​We are exploring thermal adaptations and thermal limits of phytoplankton from the Red Sea. To do so, we employ both long-term and short-term experimentation.

For adaptation studies, we grow phytoplankton species semi-continuously under ambient (26 oC) and warming (30 oC) conditions for hundreds of generations. After the long-term selections >8months, experimental evolution approach will be applied to test whether they could adapt to warming conditions. Adapted phytoplankton species of different taxonomic groups in different temperature regimes will also be exposed to different levels of other stressors e.g. UVB, pollutants, heavymetals to test whether the adaptation forced by ocean warming will alter their resistance to other stressors.

To test the thermal limits of phytoplankton, growth responses are measured across a wide temperature range (24 – 38 °C) using flow cytometry and microscopy in short-term experiments.

Together, our studies improve our understanding of how Red Sea phytoplankton may evolve and persist in a warming ocean, and provide us new insights into phytoplankton community shifts under climate change scenarios.


Below figure from Thomas et al. 2012 with an added red circle to highlight current knowledge gap of thermal studies on phytoplankton in the latitudinal range of the Red Sea.

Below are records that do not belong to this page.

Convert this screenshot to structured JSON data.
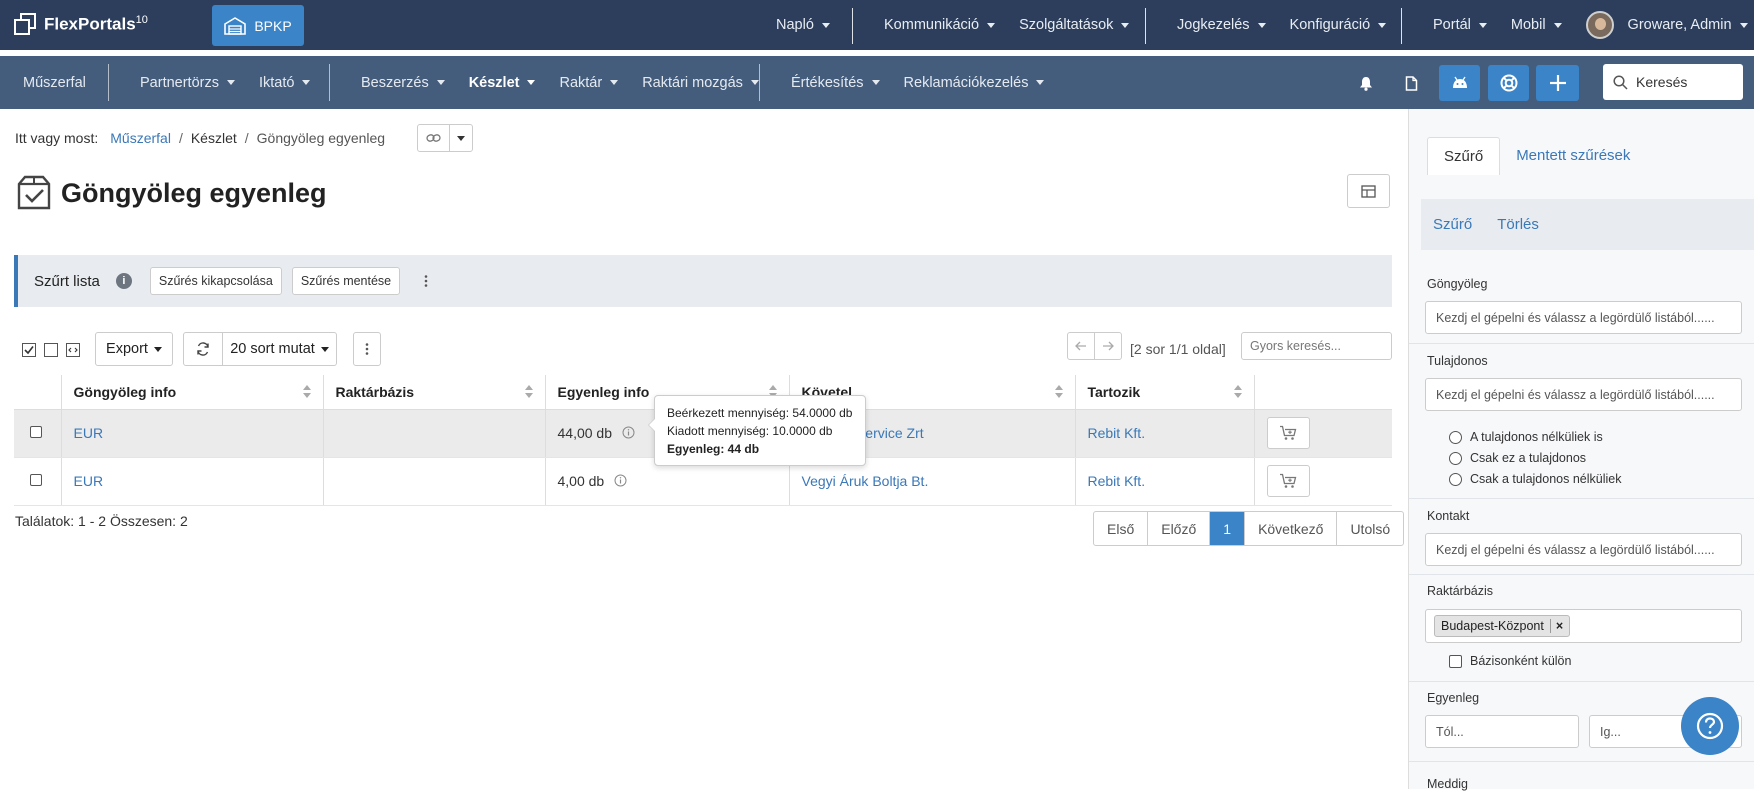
{
  "app": {
    "name": "FlexPortals",
    "version": "10",
    "workspace": "BPKP"
  },
  "topnav": {
    "items": [
      "Napló",
      "Kommunikáció",
      "Szolgáltatások",
      "Jogkezelés",
      "Konfiguráció",
      "Portál",
      "Mobil"
    ],
    "user": "Groware, Admin"
  },
  "subnav": {
    "items": [
      "Műszerfal",
      "Partnertörzs",
      "Iktató",
      "Beszerzés",
      "Készlet",
      "Raktár",
      "Raktári mozgás",
      "Értékesítés",
      "Reklamációkezelés"
    ],
    "active": "Készlet",
    "search_placeholder": "Keresés"
  },
  "breadcrumb": {
    "prefix": "Itt vagy most:",
    "items": [
      "Műszerfal",
      "Készlet",
      "Göngyöleg egyenleg"
    ]
  },
  "page": {
    "title": "Göngyöleg egyenleg"
  },
  "filterbar": {
    "label": "Szűrt lista",
    "info": "i",
    "disable": "Szűrés kikapcsolása",
    "save": "Szűrés mentése"
  },
  "toolbar": {
    "export": "Export",
    "rows": "20 sort mutat",
    "page_info": "[2 sor 1/1 oldal]",
    "quick_search": "Gyors keresés..."
  },
  "table": {
    "columns": [
      "Göngyöleg info",
      "Raktárbázis",
      "Egyenleg info",
      "Követel",
      "Tartozik"
    ],
    "rows": [
      {
        "gongyoleg": "EUR",
        "raktarbazis": "",
        "egyenleg": "44,00 db",
        "kovetel": "Pacsirta Service Zrt",
        "tartozik": "Rebit Kft."
      },
      {
        "gongyoleg": "EUR",
        "raktarbazis": "",
        "egyenleg": "4,00 db",
        "kovetel": "Vegyi Áruk Boltja Bt.",
        "tartozik": "Rebit Kft."
      }
    ]
  },
  "tooltip": {
    "line1": "Beérkezett mennyiség: 54.0000 db",
    "line2": "Kiadott mennyiség: 10.0000 db",
    "line3": "Egyenleg: 44 db"
  },
  "results": "Találatok: 1 - 2 Összesen: 2",
  "pager": {
    "first": "Első",
    "prev": "Előző",
    "current": "1",
    "next": "Következő",
    "last": "Utolsó"
  },
  "panel": {
    "tabs": [
      "Szűrő",
      "Mentett szűrések"
    ],
    "actions": [
      "Szűrő",
      "Törlés"
    ],
    "gongyoleg_label": "Göngyöleg",
    "tulajdonos_label": "Tulajdonos",
    "kontakt_label": "Kontakt",
    "raktarbazis_label": "Raktárbázis",
    "egyenleg_label": "Egyenleg",
    "meddig_label": "Meddig",
    "autocomplete_placeholder": "Kezdj el gépelni és válassz a legördülő listából......",
    "owner_options": [
      "A tulajdonos nélküliek is",
      "Csak ez a tulajdonos",
      "Csak a tulajdonos nélküliek"
    ],
    "raktar_tag": "Budapest-Központ",
    "bazisonkent": "Bázisonként külön",
    "tol_placeholder": "Tól...",
    "ig_placeholder": "Ig..."
  },
  "colors": {
    "topbar": "#2c3e5c",
    "subbar": "#445d7d",
    "accent": "#3a84c7",
    "link": "#3a78b8"
  }
}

Reference: Thomas, Mridul K., et al. "A global pattern of thermal adaptation in marine phytoplankton." Science 338.6110 : 1085-1088.